Seven Major Effects Of COVID-19 On Parents, Students, & Schools

COVID-19 disrupted American K-12 education, with calamitous consequences for young people. Here are seven realities that resulted from that calamity.

Four describe the tragedy, and three explain what advocates and stakeholders are doing to overcome it.

1. Parents know that there are problems and want new solutions.

More than two-thirds (69%) of parents say that they’re worried their child isn’t on track in school, almost twice as many as the 35% who were worried about this pre-pandemic. Nearly six in ten want schools to continue using statewide tests to show what students are learning so that schools will know where to focus assistance. Nearly two-thirds (63%) of parents worry about their child’s mental health. All this leads nearly six in ten (56%) to want schools to rethink how they educate children and create new ways to teach children.

2.  COVID-19 led to much less student learning.

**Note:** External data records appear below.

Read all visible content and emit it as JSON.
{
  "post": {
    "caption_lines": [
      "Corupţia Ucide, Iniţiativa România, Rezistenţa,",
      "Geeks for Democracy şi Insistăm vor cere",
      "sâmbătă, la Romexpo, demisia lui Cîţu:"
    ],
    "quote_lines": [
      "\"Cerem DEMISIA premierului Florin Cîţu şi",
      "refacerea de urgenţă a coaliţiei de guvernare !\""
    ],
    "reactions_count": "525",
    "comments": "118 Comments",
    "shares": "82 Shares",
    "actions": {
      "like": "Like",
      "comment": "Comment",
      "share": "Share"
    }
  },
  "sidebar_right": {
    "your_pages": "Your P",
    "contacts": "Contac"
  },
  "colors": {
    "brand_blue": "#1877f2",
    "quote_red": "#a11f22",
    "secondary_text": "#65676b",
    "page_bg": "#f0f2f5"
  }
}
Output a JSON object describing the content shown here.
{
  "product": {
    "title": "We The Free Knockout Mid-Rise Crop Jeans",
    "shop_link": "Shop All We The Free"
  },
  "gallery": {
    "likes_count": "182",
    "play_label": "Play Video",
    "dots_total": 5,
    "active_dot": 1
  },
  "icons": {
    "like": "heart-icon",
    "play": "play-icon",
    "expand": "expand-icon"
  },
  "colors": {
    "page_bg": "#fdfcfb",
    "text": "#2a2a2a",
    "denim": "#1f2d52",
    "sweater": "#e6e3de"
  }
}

Analysts at the National Bureau of Economic Research (NBER) studied mathematics and reading test scores across the country, tracking what students learned using online instruction compared to what they learned in reopened schools. Online instruction was associated with growing achievement gaps, especially for black and Hispanic students attending high-poverty schools. The average student learning remotely lost the equivalent of 13 weeks of in-person instruction, a gap that reached 22 weeks for students in high-poverty schools. The average student in reopened schools lost between 7 and 10 weeks of in-person instruction. Other studies reach similar conclusions, including one that found pandemic learning loss greater than that experienced by New Orleans students after schools closed following Hurricane Katrina. – READ MORE